▶ Problem statement
A line qualifies if it holds the string "username". Copy every qualifying line from the records.

----- Input for this task -----

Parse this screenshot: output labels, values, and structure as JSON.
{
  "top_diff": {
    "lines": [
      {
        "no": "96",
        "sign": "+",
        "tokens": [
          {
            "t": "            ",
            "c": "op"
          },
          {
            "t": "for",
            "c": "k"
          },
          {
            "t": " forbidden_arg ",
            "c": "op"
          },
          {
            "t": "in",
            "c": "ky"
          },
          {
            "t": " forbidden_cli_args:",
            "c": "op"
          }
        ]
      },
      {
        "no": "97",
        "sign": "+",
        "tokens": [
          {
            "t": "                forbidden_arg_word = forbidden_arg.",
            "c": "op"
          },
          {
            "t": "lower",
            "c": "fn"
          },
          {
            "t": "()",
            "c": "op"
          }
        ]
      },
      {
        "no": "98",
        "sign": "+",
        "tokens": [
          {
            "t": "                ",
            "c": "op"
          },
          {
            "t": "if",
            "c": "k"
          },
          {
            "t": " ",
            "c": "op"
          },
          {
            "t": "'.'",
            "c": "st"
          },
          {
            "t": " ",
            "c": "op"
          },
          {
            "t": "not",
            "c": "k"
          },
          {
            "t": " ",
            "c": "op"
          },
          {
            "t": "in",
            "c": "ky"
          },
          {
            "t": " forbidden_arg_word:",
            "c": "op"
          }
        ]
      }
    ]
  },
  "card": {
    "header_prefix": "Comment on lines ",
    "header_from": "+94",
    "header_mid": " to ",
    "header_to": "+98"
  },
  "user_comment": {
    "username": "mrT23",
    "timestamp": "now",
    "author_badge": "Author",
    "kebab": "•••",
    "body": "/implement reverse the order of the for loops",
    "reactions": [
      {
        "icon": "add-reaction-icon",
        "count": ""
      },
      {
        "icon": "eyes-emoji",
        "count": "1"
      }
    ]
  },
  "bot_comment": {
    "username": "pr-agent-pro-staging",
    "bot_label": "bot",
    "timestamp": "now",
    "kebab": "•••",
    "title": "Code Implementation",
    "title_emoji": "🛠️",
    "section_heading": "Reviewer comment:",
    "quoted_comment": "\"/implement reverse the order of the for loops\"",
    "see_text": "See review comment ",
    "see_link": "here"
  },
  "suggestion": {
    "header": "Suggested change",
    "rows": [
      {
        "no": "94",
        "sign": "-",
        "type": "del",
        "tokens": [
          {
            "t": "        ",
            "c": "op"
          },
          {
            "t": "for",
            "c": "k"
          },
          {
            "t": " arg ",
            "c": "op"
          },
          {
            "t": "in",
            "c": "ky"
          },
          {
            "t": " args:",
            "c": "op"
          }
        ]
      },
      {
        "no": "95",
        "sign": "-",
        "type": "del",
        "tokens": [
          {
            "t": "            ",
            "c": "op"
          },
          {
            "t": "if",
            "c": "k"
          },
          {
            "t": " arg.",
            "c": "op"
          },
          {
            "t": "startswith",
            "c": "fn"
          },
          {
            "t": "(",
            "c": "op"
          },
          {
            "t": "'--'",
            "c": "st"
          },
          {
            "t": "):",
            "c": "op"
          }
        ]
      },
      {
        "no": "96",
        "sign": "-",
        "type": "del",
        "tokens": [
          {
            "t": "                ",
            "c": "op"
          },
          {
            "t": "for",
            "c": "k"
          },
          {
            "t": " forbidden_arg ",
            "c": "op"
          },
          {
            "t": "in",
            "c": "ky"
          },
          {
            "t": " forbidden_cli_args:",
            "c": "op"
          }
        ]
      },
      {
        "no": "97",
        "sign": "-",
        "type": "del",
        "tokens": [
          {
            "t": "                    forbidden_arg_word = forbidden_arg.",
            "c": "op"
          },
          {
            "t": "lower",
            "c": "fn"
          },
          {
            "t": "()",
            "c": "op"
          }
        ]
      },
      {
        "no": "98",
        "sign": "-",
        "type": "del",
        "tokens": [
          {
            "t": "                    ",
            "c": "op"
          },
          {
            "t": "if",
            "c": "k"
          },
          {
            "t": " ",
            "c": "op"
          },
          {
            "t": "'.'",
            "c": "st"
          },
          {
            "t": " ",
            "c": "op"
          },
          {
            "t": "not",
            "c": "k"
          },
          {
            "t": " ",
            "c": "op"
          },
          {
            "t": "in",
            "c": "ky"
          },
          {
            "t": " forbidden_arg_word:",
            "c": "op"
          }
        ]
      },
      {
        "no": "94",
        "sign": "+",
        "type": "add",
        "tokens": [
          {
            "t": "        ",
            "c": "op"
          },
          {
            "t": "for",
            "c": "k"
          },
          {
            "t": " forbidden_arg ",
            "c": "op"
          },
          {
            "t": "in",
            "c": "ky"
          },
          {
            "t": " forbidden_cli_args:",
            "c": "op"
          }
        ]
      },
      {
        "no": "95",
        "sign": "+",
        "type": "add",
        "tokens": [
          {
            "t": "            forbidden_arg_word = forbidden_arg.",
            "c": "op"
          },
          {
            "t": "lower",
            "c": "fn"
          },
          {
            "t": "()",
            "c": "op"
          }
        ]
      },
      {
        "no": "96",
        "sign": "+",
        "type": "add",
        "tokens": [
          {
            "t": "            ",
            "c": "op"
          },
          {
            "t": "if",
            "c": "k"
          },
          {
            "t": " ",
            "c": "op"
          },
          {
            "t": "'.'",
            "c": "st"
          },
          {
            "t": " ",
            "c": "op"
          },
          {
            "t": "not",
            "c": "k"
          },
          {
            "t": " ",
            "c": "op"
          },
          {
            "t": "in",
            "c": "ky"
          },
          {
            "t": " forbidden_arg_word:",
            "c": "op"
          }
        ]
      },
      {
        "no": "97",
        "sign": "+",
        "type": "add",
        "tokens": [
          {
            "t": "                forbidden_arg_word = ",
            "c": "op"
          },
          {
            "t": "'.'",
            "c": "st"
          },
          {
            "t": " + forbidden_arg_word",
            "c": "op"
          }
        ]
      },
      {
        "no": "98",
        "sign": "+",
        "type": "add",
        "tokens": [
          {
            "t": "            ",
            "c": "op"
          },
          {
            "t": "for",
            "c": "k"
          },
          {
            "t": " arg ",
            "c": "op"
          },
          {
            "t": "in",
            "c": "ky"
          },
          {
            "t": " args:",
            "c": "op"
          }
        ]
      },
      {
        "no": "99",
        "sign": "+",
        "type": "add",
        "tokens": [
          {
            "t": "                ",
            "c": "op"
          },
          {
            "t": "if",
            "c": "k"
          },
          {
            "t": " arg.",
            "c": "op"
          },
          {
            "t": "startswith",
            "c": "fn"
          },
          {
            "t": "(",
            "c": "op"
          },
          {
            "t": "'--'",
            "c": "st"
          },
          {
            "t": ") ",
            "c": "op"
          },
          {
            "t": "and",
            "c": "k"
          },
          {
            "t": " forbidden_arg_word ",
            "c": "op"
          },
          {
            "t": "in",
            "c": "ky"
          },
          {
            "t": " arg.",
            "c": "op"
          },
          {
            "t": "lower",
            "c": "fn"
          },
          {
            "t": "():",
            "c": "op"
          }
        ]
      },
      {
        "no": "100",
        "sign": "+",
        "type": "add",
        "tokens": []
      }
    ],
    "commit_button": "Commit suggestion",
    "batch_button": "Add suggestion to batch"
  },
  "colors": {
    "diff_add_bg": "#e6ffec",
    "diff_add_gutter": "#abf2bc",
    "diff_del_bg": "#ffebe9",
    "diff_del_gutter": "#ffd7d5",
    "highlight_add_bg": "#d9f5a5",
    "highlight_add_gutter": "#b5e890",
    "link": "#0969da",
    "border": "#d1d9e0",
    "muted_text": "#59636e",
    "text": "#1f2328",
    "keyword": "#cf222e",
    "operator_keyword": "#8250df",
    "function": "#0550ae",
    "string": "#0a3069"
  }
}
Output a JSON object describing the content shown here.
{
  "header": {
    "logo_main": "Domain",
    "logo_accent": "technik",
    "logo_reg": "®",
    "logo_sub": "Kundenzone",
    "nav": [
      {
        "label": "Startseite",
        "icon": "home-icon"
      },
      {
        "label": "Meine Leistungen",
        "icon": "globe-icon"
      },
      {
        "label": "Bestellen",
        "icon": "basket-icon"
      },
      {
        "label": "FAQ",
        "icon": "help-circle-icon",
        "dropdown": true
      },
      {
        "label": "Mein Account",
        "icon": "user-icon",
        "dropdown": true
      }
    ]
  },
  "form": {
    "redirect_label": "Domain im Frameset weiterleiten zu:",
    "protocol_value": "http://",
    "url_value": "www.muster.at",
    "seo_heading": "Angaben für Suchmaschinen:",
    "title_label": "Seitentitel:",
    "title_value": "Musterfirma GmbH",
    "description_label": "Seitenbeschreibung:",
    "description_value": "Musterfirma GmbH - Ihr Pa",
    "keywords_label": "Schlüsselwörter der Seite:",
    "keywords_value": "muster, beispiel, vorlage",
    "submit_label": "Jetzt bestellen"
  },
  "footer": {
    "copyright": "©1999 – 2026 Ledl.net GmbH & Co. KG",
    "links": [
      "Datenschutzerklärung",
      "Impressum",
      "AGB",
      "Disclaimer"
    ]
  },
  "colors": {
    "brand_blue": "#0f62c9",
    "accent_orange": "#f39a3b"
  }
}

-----

▶ Task result
    "username": "mrT23",
    "username": "pr-agent-pro-staging",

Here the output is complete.